The system of hotels that's shielded us from COVID-19 has processed roughly 150,000 Kiwis, but with peak demand, it's struggling to keep up - and there are growing concerns that bots are gaming the system.
As the borders are closed, anyone entering New Zealand needs to book a two-week spot in one of 31 state-run managed isolation and quarantine facilities, or MIQ. The problem is, it's currently fully booked through to November, and Newshub has seen offers made to people to cheat the system.
The offer made to one would-be traveller says rather than trawling the website for hours every day, they get people's profiles set up and then when the block release of dates happens for future months, spaces are secured immediately for their customers.
The other way to book spots, according to an expert Newshub spoke to, is through bots - computer programmes that check web pages to see if there have been any changes, and if so, it will tell the programme to take action.
In the case of booking MIQ spaces, it'll fill in any required links or boxes, and book in the next immediately available room. This is raising the most concern, as the 'bots' are making it near impossible for others to compete with.
Dr Andrew Chen of the Centre for Informed Futures, an independent think-tank and research centre founded at Auckland University, says wherever there's scarce resource through a website, a standard set of technologies can be applied to trick the system.
Prime Minister Jacinda Ardern doesn't seem too worried about it.
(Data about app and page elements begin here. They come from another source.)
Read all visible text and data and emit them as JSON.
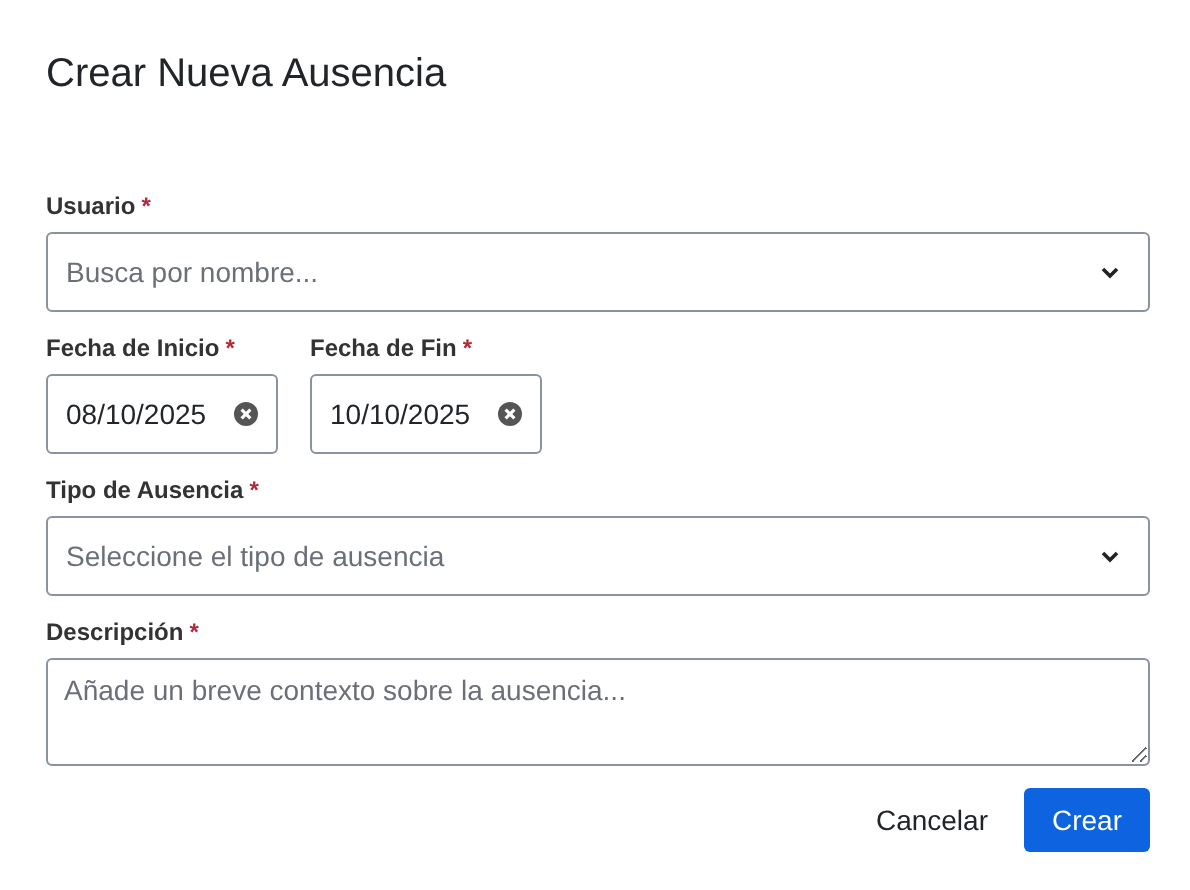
{
  "dialog": {
    "title": "Crear Nueva Ausencia"
  },
  "fields": [
    {
      "kind": "select",
      "label": "Usuario",
      "required_mark": "*",
      "placeholder": "Busca por nombre..."
    },
    {
      "kind": "dates",
      "items": [
        {
          "label": "Fecha de Inicio",
          "required_mark": "*",
          "value": "08/10/2025"
        },
        {
          "label": "Fecha de Fin",
          "required_mark": "*",
          "value": "10/10/2025"
        }
      ]
    },
    {
      "kind": "select",
      "label": "Tipo de Ausencia",
      "required_mark": "*",
      "placeholder": "Seleccione el tipo de ausencia"
    },
    {
      "kind": "textarea",
      "label": "Descripción",
      "required_mark": "*",
      "placeholder": "Añade un breve contexto sobre la ausencia..."
    }
  ],
  "buttons": [
    {
      "kind": "secondary",
      "label": "Cancelar"
    },
    {
      "kind": "primary",
      "label": "Crear"
    }
  ]
}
"We see no evidence that bots are able to actually make the bookings. You cannot automate the booking process. The individual still needs to go on and make the booking themselves, provide their details, and physically be a part of the booking process," she said on Tuesday.
"We have put in place processes to stop any automated way of being able to make that booking. Of course I would say though, for everyone who's currently trying to come into New Zealand, we are in a congested period, whereas only a few months ago, we had spaces."
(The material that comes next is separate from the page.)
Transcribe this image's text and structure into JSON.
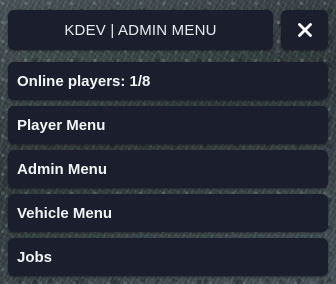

But Dr Chen says it's probably happening.
"I think her comments were probably with regards to it being organised and at a large scale in terms of using bots, and that's probably not happening," he told Newshub.
"People have been able to automate the process of refreshing the page and then once an allocation becomes available, to automatically enter their booking details.
"This is pretty standard. Most people with a technical background would know how to do it or be able to figure out how to do it if they wanted to. These are similar sorts of techniques used to get tickets, for example, for concerts and that sort of thing, when they're being released."
MIQ is run by the Ministry of Business, Innovation and Employment (MBIE), and Dr Chen says the problem could be helped by running checks on how long it takes for a user to enter their details. If it's too quick, then it should raise red flags.
"But they also don't want to accidentally reject a valid person's booking just because of automated checks, so they have to be very careful there."
He said an alternative is to have a call centre, but it would be costly and inefficient, with people having to sit on hold for long periods of time. Another solution could be to create a prioritisation list for people to phone up and book their slot. But Dr Chen says it would need to be done carefully, because it could create further inequities, even if it's unintentional.
"It's certainly not easy for the Government to address this."
What solutions are being considered?
Like Ardern, the joint head of MIQ, Megan Main, is adamant bots don't make bookings and that automated software refreshers still need an individual to be there to finalise it.
"We're constantly making changes to make the system as equitable as possible and this week we're making a change so that each time you refresh the page you don't need to refill your details for that booking."
Dr Chen said the ultimate solution is to create more MIQ facilities, but Main says the operation is already large and expanding it would increase the potential risk of COVID-19 spreading into the public.
"We don't have unlimited capacity in MIQ. For us, it's our 31 facilities and so what we're trying to do is make it as equitable as possible. But when demand equals supply, we've looked at a lot of different options - various things we're working through - to see if they will help Kiwis overseas."
Main said the Government has looked at the Green Card lottery in the United States and various types of waiting list options, but each comes with ups and downs.
"One of the challenges with a wait list... is it pushes the problem further up the pipeline, if you like. What we don't want is a lot of people who don't need vouchers anymore because their plans have changed, staying on a wait list, which means that people appear to be waiting months for a voucher."
Another option is to link MIQ spots to flights, which is what's been done with the latest repatriation flights for Kiwis stuck in Sydney during the lockdown.
But Main said linking MIQ spots to flights is a tricky business and can only be done in limited circumstances - not on a global scale.
"We've set up a new process for managed returns where we are literally directing to airlines - Qantas and Air New Zealand - how many people they can put on a plane, on what date, and into what city.
"It's quite complicated and involves hourly conversations with both airlines. If we think more globally, we've got people coming from all over the world back to New Zealand all the time through hubs through many airlines. They are commercial organisations.
"This is sustainable for a short burst but not as a long-term solution."
COVID-19 Response Minister Chris Hipkins says regardless of how booking allocations are done, there will be strengths and weaknesses of different approaches.
"We could move to a system where the Government determines who can come in by allocating a set number of places to each airline, for example; we can have an on-demand system like we do through MIQ; we could have a wait list system - every one of those different systems has strengths and weaknesses.
"But we have to recognise that whatever system we're using at the moment, demand is outstripping supply."